--- WHAT TO DO ---
Every record must be restated exactly. Drop the images.

+===+

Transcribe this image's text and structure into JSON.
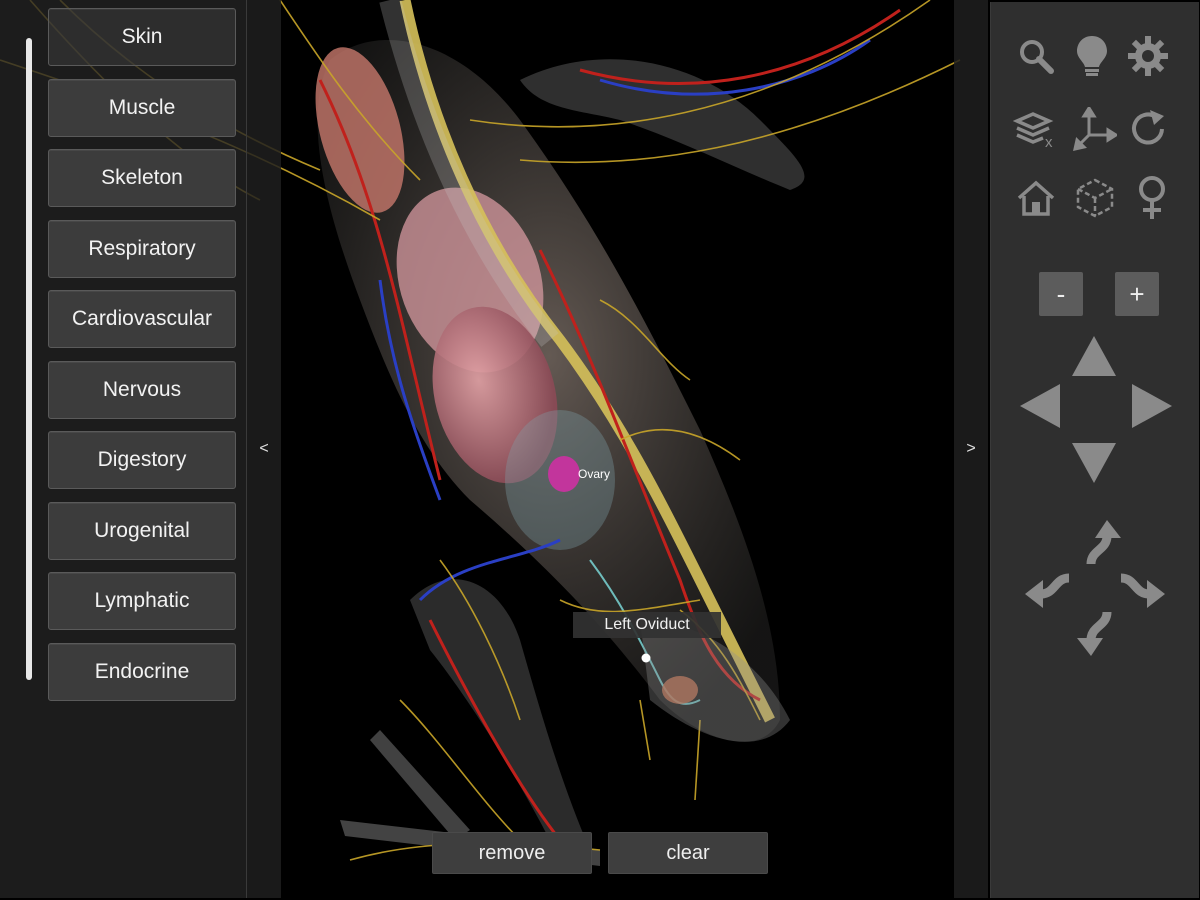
{
  "left_panel": {
    "systems": [
      {
        "label": "Skin"
      },
      {
        "label": "Muscle"
      },
      {
        "label": "Skeleton"
      },
      {
        "label": "Respiratory"
      },
      {
        "label": "Cardiovascular"
      },
      {
        "label": "Nervous"
      },
      {
        "label": "Digestory"
      },
      {
        "label": "Urogenital"
      },
      {
        "label": "Lymphatic"
      },
      {
        "label": "Endocrine"
      }
    ],
    "collapse_glyph": "<"
  },
  "right_panel": {
    "expand_glyph": ">",
    "tools": [
      {
        "icon": "search-icon"
      },
      {
        "icon": "lightbulb-icon"
      },
      {
        "icon": "gear-icon"
      },
      {
        "icon": "layers-clear-icon"
      },
      {
        "icon": "axes-icon"
      },
      {
        "icon": "rotate-icon"
      },
      {
        "icon": "home-icon"
      },
      {
        "icon": "cube-icon"
      },
      {
        "icon": "female-icon"
      }
    ],
    "zoom_out_label": "-",
    "zoom_in_label": "+"
  },
  "viewport": {
    "selected_label": "Left Oviduct",
    "ovary_label": "Ovary"
  },
  "actions": {
    "remove_label": "remove",
    "clear_label": "clear"
  },
  "colors": {
    "panel_bg": "#2f2f2f",
    "button_bg": "#3c3c3c",
    "icon_gray": "#8a8a8a",
    "nerve_yellow": "#c9a629",
    "artery_red": "#c0211c",
    "vein_blue": "#2a3fc4",
    "highlight_magenta": "#c2359c"
  }
}
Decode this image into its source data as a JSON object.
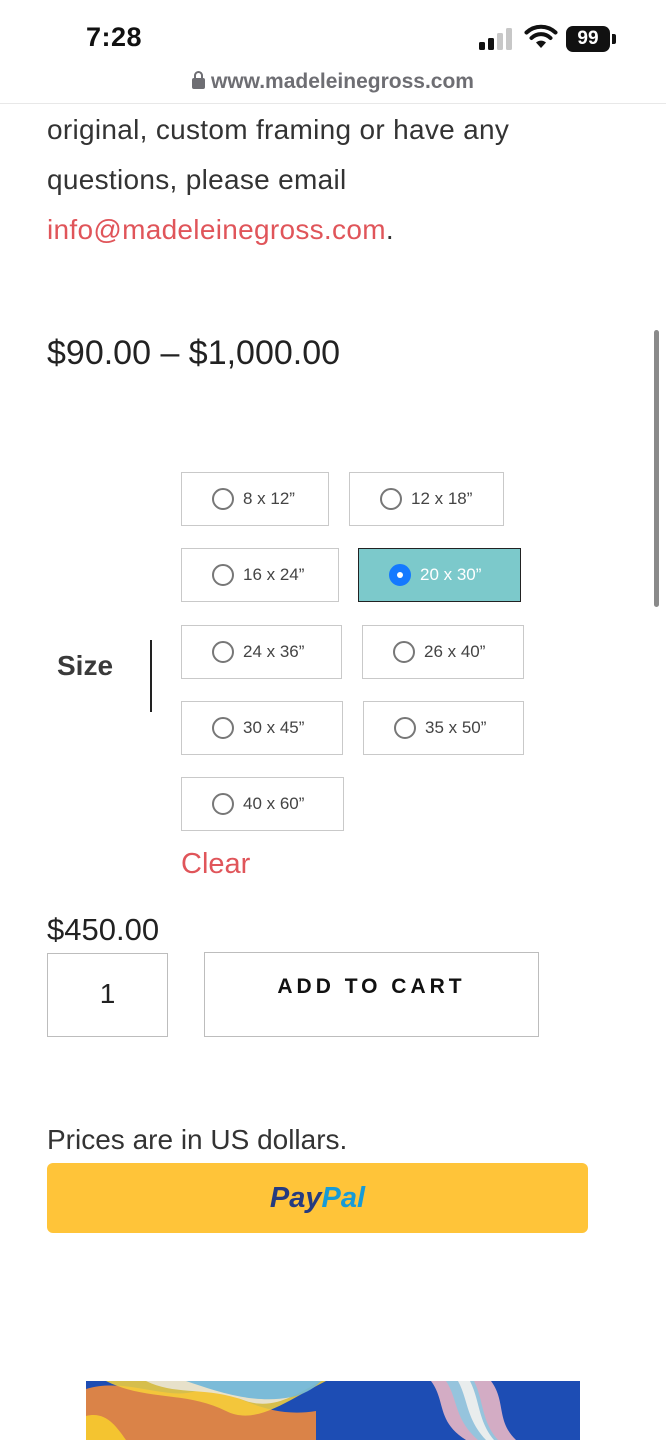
{
  "status_bar": {
    "time": "7:28",
    "battery": "99"
  },
  "browser": {
    "url": "www.madeleinegross.com"
  },
  "description": {
    "line1": "original, custom framing or have any",
    "line2": "questions, please email",
    "email": "info@madeleinegross.com",
    "email_suffix": "."
  },
  "product": {
    "price_range": "$90.00 – $1,000.00",
    "size_label": "Size",
    "sizes": [
      {
        "label": "8 x 12”",
        "selected": false
      },
      {
        "label": "12 x 18”",
        "selected": false
      },
      {
        "label": "16 x 24”",
        "selected": false
      },
      {
        "label": "20 x 30”",
        "selected": true
      },
      {
        "label": "24 x 36”",
        "selected": false
      },
      {
        "label": "26 x 40”",
        "selected": false
      },
      {
        "label": "30 x 45”",
        "selected": false
      },
      {
        "label": "35 x 50”",
        "selected": false
      },
      {
        "label": "40 x 60”",
        "selected": false
      }
    ],
    "clear_label": "Clear",
    "variant_price": "$450.00",
    "quantity": "1",
    "add_to_cart_label": "ADD TO CART",
    "currency_note": "Prices are in US dollars.",
    "paypal": {
      "pay": "Pay",
      "pal": "Pal"
    }
  },
  "colors": {
    "accent_link": "#e0555a",
    "selected_option_bg": "#7cc9cb",
    "radio_selected": "#1479ff",
    "paypal_yellow": "#ffc439"
  }
}
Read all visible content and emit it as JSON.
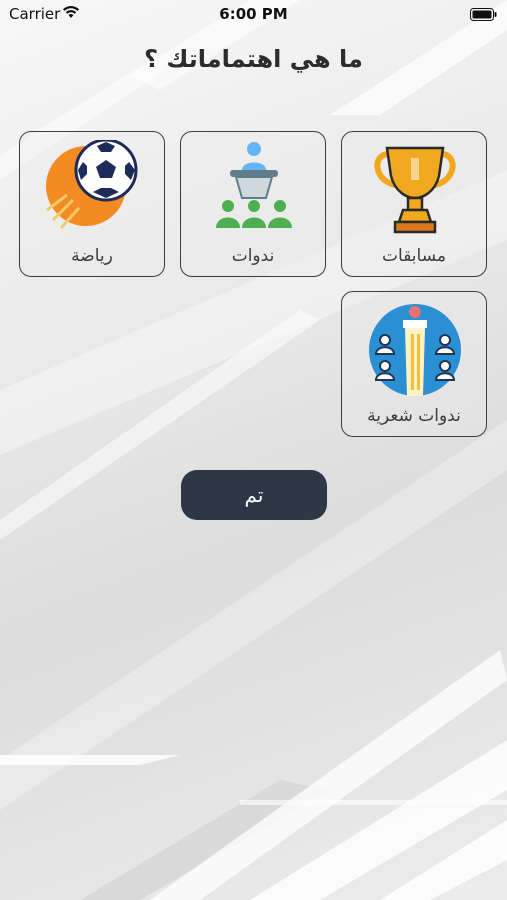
{
  "status_bar": {
    "carrier": "Carrier",
    "time": "6:00 PM",
    "wifi_icon": "wifi-icon",
    "battery_icon": "battery-icon"
  },
  "title": "ما هي اهتماماتك ؟",
  "interests": [
    {
      "label": "مسابقات",
      "icon": "trophy-icon"
    },
    {
      "label": "ندوات",
      "icon": "seminar-icon"
    },
    {
      "label": "رياضة",
      "icon": "soccer-ball-icon"
    },
    {
      "label": "ندوات شعرية",
      "icon": "poetry-reading-icon"
    }
  ],
  "done_button": {
    "label": "تم"
  },
  "colors": {
    "button_bg": "#2e3746",
    "card_border": "#3d3d3d",
    "trophy_gold": "#f0a81e",
    "seminar_green": "#4caf50",
    "seminar_blue": "#64b5f6",
    "ball_orange": "#f28c22",
    "poetry_blue": "#2b8fd3"
  }
}
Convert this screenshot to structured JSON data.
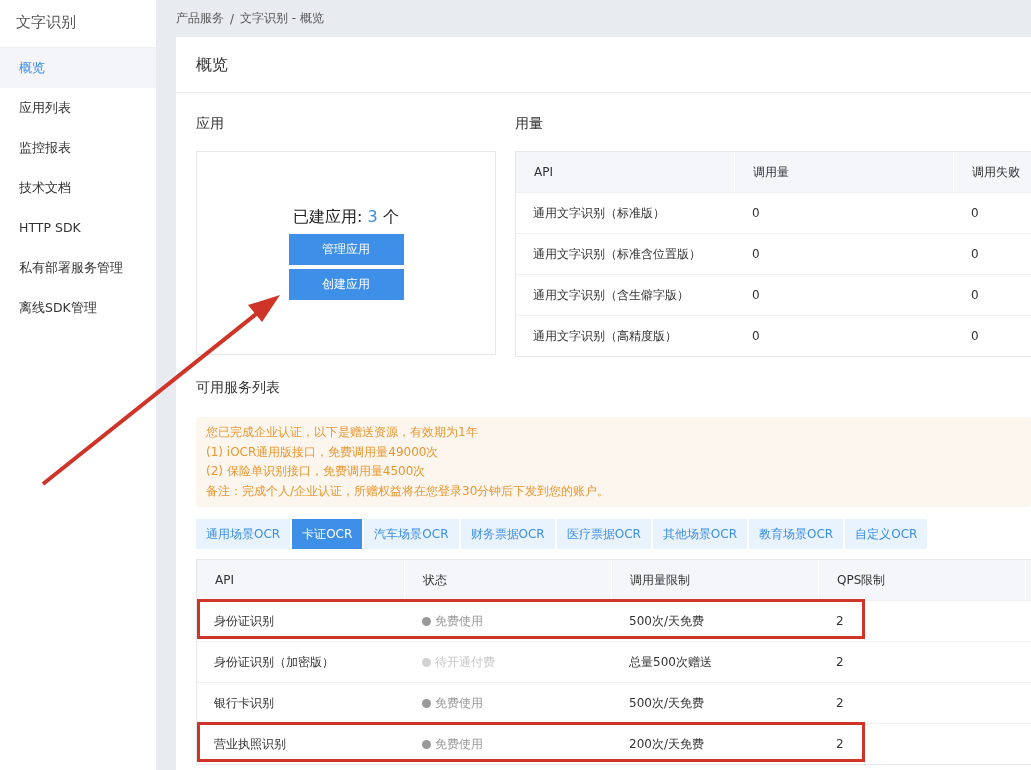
{
  "sidebar": {
    "title": "文字识别",
    "items": [
      {
        "label": "概览",
        "selected": true
      },
      {
        "label": "应用列表",
        "selected": false
      },
      {
        "label": "监控报表",
        "selected": false
      },
      {
        "label": "技术文档",
        "selected": false
      },
      {
        "label": "HTTP SDK",
        "selected": false
      },
      {
        "label": "私有部署服务管理",
        "selected": false
      },
      {
        "label": "离线SDK管理",
        "selected": false
      }
    ]
  },
  "breadcrumb": [
    "产品服务",
    "/",
    "文字识别 - 概览"
  ],
  "page_title": "概览",
  "apps": {
    "heading": "应用",
    "count_label": "已建应用:",
    "count": "3",
    "unit": "个",
    "buttons": [
      "管理应用",
      "创建应用"
    ]
  },
  "usage": {
    "heading": "用量",
    "columns": [
      "API",
      "调用量",
      "调用失败"
    ],
    "rows": [
      [
        "通用文字识别（标准版）",
        "0",
        "0"
      ],
      [
        "通用文字识别（标准含位置版）",
        "0",
        "0"
      ],
      [
        "通用文字识别（含生僻字版）",
        "0",
        "0"
      ],
      [
        "通用文字识别（高精度版）",
        "0",
        "0"
      ]
    ]
  },
  "services": {
    "heading": "可用服务列表",
    "notice": [
      "您已完成企业认证，以下是赠送资源，有效期为1年",
      "(1) iOCR通用版接口，免费调用量49000次",
      "(2) 保险单识别接口，免费调用量4500次",
      "备注：完成个人/企业认证，所赠权益将在您登录30分钟后下发到您的账户。"
    ],
    "tabs": [
      {
        "label": "通用场景OCR",
        "selected": false
      },
      {
        "label": "卡证OCR",
        "selected": true
      },
      {
        "label": "汽车场景OCR",
        "selected": false
      },
      {
        "label": "财务票据OCR",
        "selected": false
      },
      {
        "label": "医疗票据OCR",
        "selected": false
      },
      {
        "label": "其他场景OCR",
        "selected": false
      },
      {
        "label": "教育场景OCR",
        "selected": false
      },
      {
        "label": "自定义OCR",
        "selected": false
      }
    ],
    "columns": [
      "API",
      "状态",
      "调用量限制",
      "QPS限制"
    ],
    "rows": [
      {
        "api": "身份证识别",
        "status": "免费使用",
        "available": true,
        "limit": "500次/天免费",
        "qps": "2",
        "highlighted": true
      },
      {
        "api": "身份证识别（加密版）",
        "status": "待开通付费",
        "available": false,
        "limit": "总量500次赠送",
        "qps": "2",
        "highlighted": false
      },
      {
        "api": "银行卡识别",
        "status": "免费使用",
        "available": true,
        "limit": "500次/天免费",
        "qps": "2",
        "highlighted": false
      },
      {
        "api": "营业执照识别",
        "status": "免费使用",
        "available": true,
        "limit": "200次/天免费",
        "qps": "2",
        "highlighted": true
      }
    ]
  }
}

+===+

--- TASK SOLUTION ---
Transcribe this image's text and structure into JSON.
{
  "left_panel": {
    "systems": [
      {
        "label": "Skin"
      },
      {
        "label": "Muscle"
      },
      {
        "label": "Skeleton"
      },
      {
        "label": "Respiratory"
      },
      {
        "label": "Cardiovascular"
      },
      {
        "label": "Nervous"
      },
      {
        "label": "Digestory"
      },
      {
        "label": "Urogenital"
      },
      {
        "label": "Lymphatic"
      },
      {
        "label": "Endocrine"
      }
    ],
    "collapse_glyph": "<"
  },
  "right_panel": {
    "expand_glyph": ">",
    "tools": [
      {
        "icon": "search-icon"
      },
      {
        "icon": "lightbulb-icon"
      },
      {
        "icon": "gear-icon"
      },
      {
        "icon": "layers-clear-icon"
      },
      {
        "icon": "axes-icon"
      },
      {
        "icon": "rotate-icon"
      },
      {
        "icon": "home-icon"
      },
      {
        "icon": "cube-icon"
      },
      {
        "icon": "female-icon"
      }
    ],
    "zoom_out_label": "-",
    "zoom_in_label": "+"
  },
  "viewport": {
    "selected_label": "Left Oviduct",
    "ovary_label": "Ovary"
  },
  "actions": {
    "remove_label": "remove",
    "clear_label": "clear"
  },
  "colors": {
    "panel_bg": "#2f2f2f",
    "button_bg": "#3c3c3c",
    "icon_gray": "#8a8a8a",
    "nerve_yellow": "#c9a629",
    "artery_red": "#c0211c",
    "vein_blue": "#2a3fc4",
    "highlight_magenta": "#c2359c"
  }
}
Decode this image into its source data as a JSON object.
{
  "status_bar": {
    "time": "7:28",
    "battery": "99"
  },
  "browser": {
    "url": "www.madeleinegross.com"
  },
  "description": {
    "line1": "original, custom framing or have any",
    "line2": "questions, please email",
    "email": "info@madeleinegross.com",
    "email_suffix": "."
  },
  "product": {
    "price_range": "$90.00 – $1,000.00",
    "size_label": "Size",
    "sizes": [
      {
        "label": "8 x 12”",
        "selected": false
      },
      {
        "label": "12 x 18”",
        "selected": false
      },
      {
        "label": "16 x 24”",
        "selected": false
      },
      {
        "label": "20 x 30”",
        "selected": true
      },
      {
        "label": "24 x 36”",
        "selected": false
      },
      {
        "label": "26 x 40”",
        "selected": false
      },
      {
        "label": "30 x 45”",
        "selected": false
      },
      {
        "label": "35 x 50”",
        "selected": false
      },
      {
        "label": "40 x 60”",
        "selected": false
      }
    ],
    "clear_label": "Clear",
    "variant_price": "$450.00",
    "quantity": "1",
    "add_to_cart_label": "ADD TO CART",
    "currency_note": "Prices are in US dollars.",
    "paypal": {
      "pay": "Pay",
      "pal": "Pal"
    }
  },
  "colors": {
    "accent_link": "#e0555a",
    "selected_option_bg": "#7cc9cb",
    "radio_selected": "#1479ff",
    "paypal_yellow": "#ffc439"
  }
}
Read all visible content and emit it as JSON.
{
  "status_bar": {
    "carrier": "Carrier",
    "time": "6:00 PM",
    "wifi_icon": "wifi-icon",
    "battery_icon": "battery-icon"
  },
  "title": "ما هي اهتماماتك ؟",
  "interests": [
    {
      "label": "مسابقات",
      "icon": "trophy-icon"
    },
    {
      "label": "ندوات",
      "icon": "seminar-icon"
    },
    {
      "label": "رياضة",
      "icon": "soccer-ball-icon"
    },
    {
      "label": "ندوات شعرية",
      "icon": "poetry-reading-icon"
    }
  ],
  "done_button": {
    "label": "تم"
  },
  "colors": {
    "button_bg": "#2e3746",
    "card_border": "#3d3d3d",
    "trophy_gold": "#f0a81e",
    "seminar_green": "#4caf50",
    "seminar_blue": "#64b5f6",
    "ball_orange": "#f28c22",
    "poetry_blue": "#2b8fd3"
  }
}
Convert this screenshot to structured JSON data.
{
  "sidebar": {
    "title": "文字识别",
    "items": [
      {
        "label": "概览",
        "selected": true
      },
      {
        "label": "应用列表",
        "selected": false
      },
      {
        "label": "监控报表",
        "selected": false
      },
      {
        "label": "技术文档",
        "selected": false
      },
      {
        "label": "HTTP SDK",
        "selected": false
      },
      {
        "label": "私有部署服务管理",
        "selected": false
      },
      {
        "label": "离线SDK管理",
        "selected": false
      }
    ]
  },
  "breadcrumb": [
    "产品服务",
    "/",
    "文字识别 - 概览"
  ],
  "page_title": "概览",
  "apps": {
    "heading": "应用",
    "count_label": "已建应用:",
    "count": "3",
    "unit": "个",
    "buttons": [
      "管理应用",
      "创建应用"
    ]
  },
  "usage": {
    "heading": "用量",
    "columns": [
      "API",
      "调用量",
      "调用失败"
    ],
    "rows": [
      [
        "通用文字识别（标准版）",
        "0",
        "0"
      ],
      [
        "通用文字识别（标准含位置版）",
        "0",
        "0"
      ],
      [
        "通用文字识别（含生僻字版）",
        "0",
        "0"
      ],
      [
        "通用文字识别（高精度版）",
        "0",
        "0"
      ]
    ]
  },
  "services": {
    "heading": "可用服务列表",
    "notice": [
      "您已完成企业认证，以下是赠送资源，有效期为1年",
      "(1) iOCR通用版接口，免费调用量49000次",
      "(2) 保险单识别接口，免费调用量4500次",
      "备注：完成个人/企业认证，所赠权益将在您登录30分钟后下发到您的账户。"
    ],
    "tabs": [
      {
        "label": "通用场景OCR",
        "selected": false
      },
      {
        "label": "卡证OCR",
        "selected": true
      },
      {
        "label": "汽车场景OCR",
        "selected": false
      },
      {
        "label": "财务票据OCR",
        "selected": false
      },
      {
        "label": "医疗票据OCR",
        "selected": false
      },
      {
        "label": "其他场景OCR",
        "selected": false
      },
      {
        "label": "教育场景OCR",
        "selected": false
      },
      {
        "label": "自定义OCR",
        "selected": false
      }
    ],
    "columns": [
      "API",
      "状态",
      "调用量限制",
      "QPS限制"
    ],
    "rows": [
      {
        "api": "身份证识别",
        "status": "免费使用",
        "available": true,
        "limit": "500次/天免费",
        "qps": "2",
        "highlighted": true
      },
      {
        "api": "身份证识别（加密版）",
        "status": "待开通付费",
        "available": false,
        "limit": "总量500次赠送",
        "qps": "2",
        "highlighted": false
      },
      {
        "api": "银行卡识别",
        "status": "免费使用",
        "available": true,
        "limit": "500次/天免费",
        "qps": "2",
        "highlighted": false
      },
      {
        "api": "营业执照识别",
        "status": "免费使用",
        "available": true,
        "limit": "200次/天免费",
        "qps": "2",
        "highlighted": true
      }
    ]
  }
}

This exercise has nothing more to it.